Biden said that Putin’s attack was premeditated and that Russia alone will be responsible for the “death and destruction” the attack will bring.
President Joe Biden announced a new rash of economic sanctions against Russia on Thursday, hours after Russia began its invasion of Ukraine earlier that morning pic.twitter.com/4JS0VmAynC— NowThis (@nowthisnews) February 24, 2022
“Putin is the aggressor. Putin chose this war. And now he and his country will bear the consequences,” he said.
Biden announced a new round of sanctions targeting Russian banks, oligarchs and high-tech sectors. The U.S. and its allies will block assets of four large Russian banks, impose export controls and sanction oligarchs.
“This will impose severe costs on the Russian economy both immediately and over time,” Biden said of the new sanctions.
The sanctions are intended to punish Putin’s actions, by going after Russia’s economy, its military capabilities and individuals closest to the president. How much they will be able to alter Putin’s decision making in the future remains unclear.

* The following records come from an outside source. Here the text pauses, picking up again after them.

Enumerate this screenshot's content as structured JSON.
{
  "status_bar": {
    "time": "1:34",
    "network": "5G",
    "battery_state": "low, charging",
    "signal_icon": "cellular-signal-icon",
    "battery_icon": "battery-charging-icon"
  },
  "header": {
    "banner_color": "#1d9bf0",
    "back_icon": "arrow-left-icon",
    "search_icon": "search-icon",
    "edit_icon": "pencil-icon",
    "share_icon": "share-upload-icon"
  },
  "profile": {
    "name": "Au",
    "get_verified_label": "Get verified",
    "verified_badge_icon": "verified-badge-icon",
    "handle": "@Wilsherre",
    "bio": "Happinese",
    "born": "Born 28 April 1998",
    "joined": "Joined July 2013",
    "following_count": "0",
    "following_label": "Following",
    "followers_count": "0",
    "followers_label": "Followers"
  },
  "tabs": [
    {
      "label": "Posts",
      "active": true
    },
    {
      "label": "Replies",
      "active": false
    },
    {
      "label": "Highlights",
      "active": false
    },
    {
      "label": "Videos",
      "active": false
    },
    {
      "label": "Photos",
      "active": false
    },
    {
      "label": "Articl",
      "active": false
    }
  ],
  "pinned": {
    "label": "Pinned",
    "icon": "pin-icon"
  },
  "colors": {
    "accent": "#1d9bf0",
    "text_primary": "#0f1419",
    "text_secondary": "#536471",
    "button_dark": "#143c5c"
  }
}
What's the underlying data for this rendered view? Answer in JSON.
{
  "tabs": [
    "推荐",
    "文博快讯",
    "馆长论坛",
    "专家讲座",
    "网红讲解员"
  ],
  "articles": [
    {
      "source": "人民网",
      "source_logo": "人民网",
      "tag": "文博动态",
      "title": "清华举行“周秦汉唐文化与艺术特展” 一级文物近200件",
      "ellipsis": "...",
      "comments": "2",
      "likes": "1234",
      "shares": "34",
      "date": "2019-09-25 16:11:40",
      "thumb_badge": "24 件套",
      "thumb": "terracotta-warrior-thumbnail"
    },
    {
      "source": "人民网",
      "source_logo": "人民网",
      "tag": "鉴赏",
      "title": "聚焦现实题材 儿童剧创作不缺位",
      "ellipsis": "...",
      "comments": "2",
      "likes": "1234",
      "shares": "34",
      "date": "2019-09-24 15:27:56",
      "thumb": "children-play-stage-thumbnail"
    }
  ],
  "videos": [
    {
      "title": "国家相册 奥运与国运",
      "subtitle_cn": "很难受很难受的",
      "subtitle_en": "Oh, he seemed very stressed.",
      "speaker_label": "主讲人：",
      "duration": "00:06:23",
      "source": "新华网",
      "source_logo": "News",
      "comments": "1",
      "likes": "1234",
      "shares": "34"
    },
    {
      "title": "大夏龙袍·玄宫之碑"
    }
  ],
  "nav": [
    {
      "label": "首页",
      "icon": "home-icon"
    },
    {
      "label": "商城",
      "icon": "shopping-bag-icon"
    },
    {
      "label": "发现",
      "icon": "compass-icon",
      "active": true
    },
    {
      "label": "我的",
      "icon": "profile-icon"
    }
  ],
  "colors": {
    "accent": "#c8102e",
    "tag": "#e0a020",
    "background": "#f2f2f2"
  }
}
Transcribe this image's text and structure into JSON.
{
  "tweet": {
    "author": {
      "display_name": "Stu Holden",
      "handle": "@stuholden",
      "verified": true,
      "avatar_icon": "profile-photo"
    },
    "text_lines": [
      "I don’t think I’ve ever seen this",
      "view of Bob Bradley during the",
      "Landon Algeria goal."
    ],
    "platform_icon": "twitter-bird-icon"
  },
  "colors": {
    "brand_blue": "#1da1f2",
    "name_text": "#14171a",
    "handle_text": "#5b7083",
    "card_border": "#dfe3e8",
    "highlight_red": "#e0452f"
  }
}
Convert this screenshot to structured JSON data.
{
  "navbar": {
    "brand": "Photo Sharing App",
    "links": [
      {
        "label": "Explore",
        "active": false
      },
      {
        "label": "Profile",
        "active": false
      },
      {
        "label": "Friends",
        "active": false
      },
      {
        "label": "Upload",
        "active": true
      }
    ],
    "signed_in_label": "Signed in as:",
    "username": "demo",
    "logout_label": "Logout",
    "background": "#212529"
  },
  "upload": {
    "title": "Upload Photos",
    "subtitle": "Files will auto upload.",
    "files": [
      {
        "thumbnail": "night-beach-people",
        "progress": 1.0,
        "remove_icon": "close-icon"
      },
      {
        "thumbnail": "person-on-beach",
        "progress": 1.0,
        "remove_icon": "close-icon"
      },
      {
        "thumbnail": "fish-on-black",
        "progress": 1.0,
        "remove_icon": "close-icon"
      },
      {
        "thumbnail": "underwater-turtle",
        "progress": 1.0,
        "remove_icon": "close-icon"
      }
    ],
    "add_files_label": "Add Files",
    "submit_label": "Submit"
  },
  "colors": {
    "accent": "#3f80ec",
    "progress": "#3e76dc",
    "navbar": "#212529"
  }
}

Thursday’s announcement did, however, stop short of cutting Russia off from SWIFT, the Belgian financial messaging system that links more than 11,000 financial institutions in over 200 countries and territories. When pressed on the issue, Biden said the sanctions they will implement will be worse than if Russia was cut off from the system.
Biden said that European allies were against kicking Russia off SWIFT, but insisted that the sanctions announced would be “more consequential,” and that they could always revisit that option.
Moscow launched a broad attack on Ukrainian cities infrastructure as Russian troops attempted to advance towards Kyiv. Oksana Markarova, Ukrainian Ambassador to the U.S., said that at least 40 Ukrainian civilians have been killed so far.
Biden also spoke with Ukrainian President Volodymyr Zelenskyy and updated him on the steps that the U.S. and its allies were taking to “rally international condemnation.”
“He asked me to call on the leaders of the world to speak out clearly against President Putin’s flagrant aggression, and to stand with the people of Ukraine,” Biden said.
Biden agrees with reporter that “there is a complete rupture” in US-Russian relations.— Michael Beschloss (@BeschlossDC) February 24, 2022
Before he spoke at the afternoon conference, he consulted with leaders from the G7 industrialized nations — made up of the U.S., the U.K., France, Germany, Italy, Japan and Canada — about the sanctions, hoping to coordinate a response that projects unity among Western Allies.
In a joint statement following the virtual meeting, the leaders of the G7 said Putin has "re-introduced war to the European continent."